WASHINGTON » A long-standing competition worth tens of billions of dollars to build a new Air Force refueling tanker has become entangled in a glitch after the Air Force mistakenly provided the rival companies sensitive information that contained each other’s confidential bid.
Chicago-based Boeing Co. and the European Aeronautic Defence and Space Company (EADS), parent of Airbus, are in an intense competition for a $35 billion contract to build 179 new Air Force tankers based either on the Boeing 767 jetliner or the Airbus A330.
The Air Force confirmed late Friday that because of a clerical error the Air Force accidentally provided Boeing with detailed proprietary information about the EADS bid and corresponding information to EADS North America concerning the Boeing bid.
"It was a clerical error and involved a limited amount of source selection information," Air Force spokesman Col. Les Kodlick said in a telephone interview. Kodlick declined to be more specific about what data had been transmitted.
Source selection information is data critical to the Air Force’s making a decision on which bid to select and could include technical data about the competing aircraft as well as financial information. The Seattle Times, which first reported Friday on the Air Force mixup, said the data included crucial pricing information on the competing bids.
Kodlick said the incident "will not delay" the awarding of the contract, which had been expected before year’s end but recently had been postponed until early next year. Kodlick said the postponement was not related to the disclosure of proprietary data.
It was not clear what use — if any — the two companies made of the information they received, reportedly on a computer disk.
"As soon as it happened and they received (the information), they recognized the errors and contacted the Air Force contracting officers," said Kodlick. He said the Air Force has taken steps "to make sure both companies have access to the same information."
But if the information included price data, it could have an impact on each company’s final bid proposal. Pricing has been a key issue in the competition. Last summer, Boeing CEO Jim McNerney expressed concern in a meeting with securities analysts that his company might be underbid by its European competitor.
The Air Force is reviewing how the disclosures occurred and is "taking steps that it doesn’t happen again," said Kodlick.

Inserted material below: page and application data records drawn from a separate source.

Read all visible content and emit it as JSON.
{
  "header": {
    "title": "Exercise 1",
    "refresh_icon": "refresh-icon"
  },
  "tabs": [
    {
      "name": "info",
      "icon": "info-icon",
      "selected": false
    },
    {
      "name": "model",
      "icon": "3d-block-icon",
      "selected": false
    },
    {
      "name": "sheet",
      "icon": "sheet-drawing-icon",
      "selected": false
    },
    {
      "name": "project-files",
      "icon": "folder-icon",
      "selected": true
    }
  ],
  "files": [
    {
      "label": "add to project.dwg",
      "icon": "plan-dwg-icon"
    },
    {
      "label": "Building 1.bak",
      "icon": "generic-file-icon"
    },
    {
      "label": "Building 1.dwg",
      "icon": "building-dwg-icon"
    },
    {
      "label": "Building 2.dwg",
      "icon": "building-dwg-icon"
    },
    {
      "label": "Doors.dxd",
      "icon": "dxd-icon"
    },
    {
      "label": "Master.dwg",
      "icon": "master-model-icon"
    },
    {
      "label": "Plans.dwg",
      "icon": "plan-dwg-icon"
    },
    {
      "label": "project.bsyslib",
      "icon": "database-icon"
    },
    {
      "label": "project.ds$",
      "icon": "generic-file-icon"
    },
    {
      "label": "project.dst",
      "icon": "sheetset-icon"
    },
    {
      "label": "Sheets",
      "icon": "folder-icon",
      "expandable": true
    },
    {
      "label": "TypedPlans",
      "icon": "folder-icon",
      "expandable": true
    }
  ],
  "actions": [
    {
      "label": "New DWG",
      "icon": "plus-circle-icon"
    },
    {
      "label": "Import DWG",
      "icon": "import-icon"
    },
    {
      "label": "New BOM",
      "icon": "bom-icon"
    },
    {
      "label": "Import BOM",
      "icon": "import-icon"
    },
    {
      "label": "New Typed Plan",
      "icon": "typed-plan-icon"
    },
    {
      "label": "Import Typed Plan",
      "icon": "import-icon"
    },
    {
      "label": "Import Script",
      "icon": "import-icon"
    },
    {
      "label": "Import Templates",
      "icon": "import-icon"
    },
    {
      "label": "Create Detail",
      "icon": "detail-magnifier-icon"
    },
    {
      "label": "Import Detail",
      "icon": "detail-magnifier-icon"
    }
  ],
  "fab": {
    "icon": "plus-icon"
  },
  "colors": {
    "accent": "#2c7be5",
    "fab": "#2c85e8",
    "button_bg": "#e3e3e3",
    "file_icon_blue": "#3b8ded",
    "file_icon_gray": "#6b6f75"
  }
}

Sen. Maria Cantwell, D-Wash., who was briefed Friday on the incident, called the mix-up "an inexcusable mishandling by the Air Force of very sensitive, proprietary data" and was concerned that it might delay the contract decision, according to the Times.